## Exercise instructions
Find all lines below containing the string "صفحه" and return them.
=== Input data ===
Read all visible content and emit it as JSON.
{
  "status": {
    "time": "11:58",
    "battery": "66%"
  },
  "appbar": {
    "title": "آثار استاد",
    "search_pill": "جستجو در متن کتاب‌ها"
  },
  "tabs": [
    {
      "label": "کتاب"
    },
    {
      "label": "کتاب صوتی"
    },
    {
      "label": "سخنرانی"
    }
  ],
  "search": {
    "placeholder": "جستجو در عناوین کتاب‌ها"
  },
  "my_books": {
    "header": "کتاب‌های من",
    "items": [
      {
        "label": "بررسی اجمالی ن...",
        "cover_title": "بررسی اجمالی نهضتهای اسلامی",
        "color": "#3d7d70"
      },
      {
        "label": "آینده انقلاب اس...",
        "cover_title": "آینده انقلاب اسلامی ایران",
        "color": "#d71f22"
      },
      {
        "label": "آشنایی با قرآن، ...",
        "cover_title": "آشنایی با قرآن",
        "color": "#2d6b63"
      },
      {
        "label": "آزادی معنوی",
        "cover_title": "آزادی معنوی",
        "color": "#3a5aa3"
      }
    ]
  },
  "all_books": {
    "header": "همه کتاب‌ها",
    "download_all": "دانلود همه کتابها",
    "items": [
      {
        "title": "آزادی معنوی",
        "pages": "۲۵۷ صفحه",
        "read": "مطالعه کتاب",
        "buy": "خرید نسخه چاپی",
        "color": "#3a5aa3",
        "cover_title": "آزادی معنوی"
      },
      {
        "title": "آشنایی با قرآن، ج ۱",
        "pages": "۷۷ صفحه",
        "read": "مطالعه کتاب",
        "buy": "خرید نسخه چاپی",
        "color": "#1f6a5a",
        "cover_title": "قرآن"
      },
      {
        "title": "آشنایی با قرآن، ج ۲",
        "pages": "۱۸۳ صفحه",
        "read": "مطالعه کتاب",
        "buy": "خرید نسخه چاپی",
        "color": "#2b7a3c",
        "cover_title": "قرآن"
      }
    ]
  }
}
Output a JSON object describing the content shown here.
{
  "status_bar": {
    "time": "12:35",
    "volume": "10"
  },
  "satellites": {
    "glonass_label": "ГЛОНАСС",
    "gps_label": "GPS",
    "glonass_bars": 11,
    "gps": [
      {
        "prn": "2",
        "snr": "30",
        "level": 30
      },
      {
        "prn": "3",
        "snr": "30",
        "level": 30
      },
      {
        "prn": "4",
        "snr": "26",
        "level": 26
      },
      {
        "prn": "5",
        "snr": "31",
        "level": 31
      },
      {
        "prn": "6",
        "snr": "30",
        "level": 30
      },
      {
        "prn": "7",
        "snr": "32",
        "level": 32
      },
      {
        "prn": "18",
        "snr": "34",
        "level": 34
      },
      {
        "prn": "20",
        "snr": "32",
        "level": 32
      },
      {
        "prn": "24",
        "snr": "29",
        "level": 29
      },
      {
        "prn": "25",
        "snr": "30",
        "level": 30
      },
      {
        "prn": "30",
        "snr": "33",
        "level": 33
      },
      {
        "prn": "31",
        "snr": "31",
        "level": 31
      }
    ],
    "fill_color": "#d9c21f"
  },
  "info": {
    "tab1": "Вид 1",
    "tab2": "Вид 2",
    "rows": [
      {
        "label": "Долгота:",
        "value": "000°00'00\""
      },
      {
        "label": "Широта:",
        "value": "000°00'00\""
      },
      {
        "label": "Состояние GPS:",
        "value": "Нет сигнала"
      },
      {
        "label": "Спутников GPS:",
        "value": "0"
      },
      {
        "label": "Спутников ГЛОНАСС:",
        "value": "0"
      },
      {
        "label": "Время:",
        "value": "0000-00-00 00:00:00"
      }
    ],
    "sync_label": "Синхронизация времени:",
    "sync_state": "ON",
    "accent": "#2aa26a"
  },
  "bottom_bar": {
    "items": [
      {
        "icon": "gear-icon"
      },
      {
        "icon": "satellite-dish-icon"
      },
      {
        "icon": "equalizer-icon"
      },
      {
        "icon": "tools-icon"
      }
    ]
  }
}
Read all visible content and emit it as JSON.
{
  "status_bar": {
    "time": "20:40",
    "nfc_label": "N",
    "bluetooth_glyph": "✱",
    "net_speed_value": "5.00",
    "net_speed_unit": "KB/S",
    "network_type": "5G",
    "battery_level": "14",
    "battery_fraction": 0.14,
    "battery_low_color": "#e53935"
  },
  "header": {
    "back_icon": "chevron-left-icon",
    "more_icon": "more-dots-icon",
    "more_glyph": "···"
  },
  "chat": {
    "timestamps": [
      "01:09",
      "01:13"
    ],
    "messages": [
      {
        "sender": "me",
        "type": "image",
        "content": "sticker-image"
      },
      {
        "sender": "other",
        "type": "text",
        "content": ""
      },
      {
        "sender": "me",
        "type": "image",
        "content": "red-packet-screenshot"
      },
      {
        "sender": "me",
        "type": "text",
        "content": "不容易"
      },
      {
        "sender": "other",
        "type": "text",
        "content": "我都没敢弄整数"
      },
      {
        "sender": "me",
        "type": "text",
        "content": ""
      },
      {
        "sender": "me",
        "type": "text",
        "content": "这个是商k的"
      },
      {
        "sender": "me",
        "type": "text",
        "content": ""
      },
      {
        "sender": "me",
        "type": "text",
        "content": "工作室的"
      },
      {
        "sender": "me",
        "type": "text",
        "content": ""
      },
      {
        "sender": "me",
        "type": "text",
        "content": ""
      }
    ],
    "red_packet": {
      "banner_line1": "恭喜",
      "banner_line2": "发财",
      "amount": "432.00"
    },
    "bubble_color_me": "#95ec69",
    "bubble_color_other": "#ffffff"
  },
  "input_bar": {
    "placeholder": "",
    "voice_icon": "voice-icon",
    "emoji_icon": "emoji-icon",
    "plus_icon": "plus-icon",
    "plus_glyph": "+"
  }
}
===
## Output of the exercise
        "pages": "۲۵۷ صفحه",
        "pages": "۷۷ صفحه",
        "pages": "۱۸۳ صفحه",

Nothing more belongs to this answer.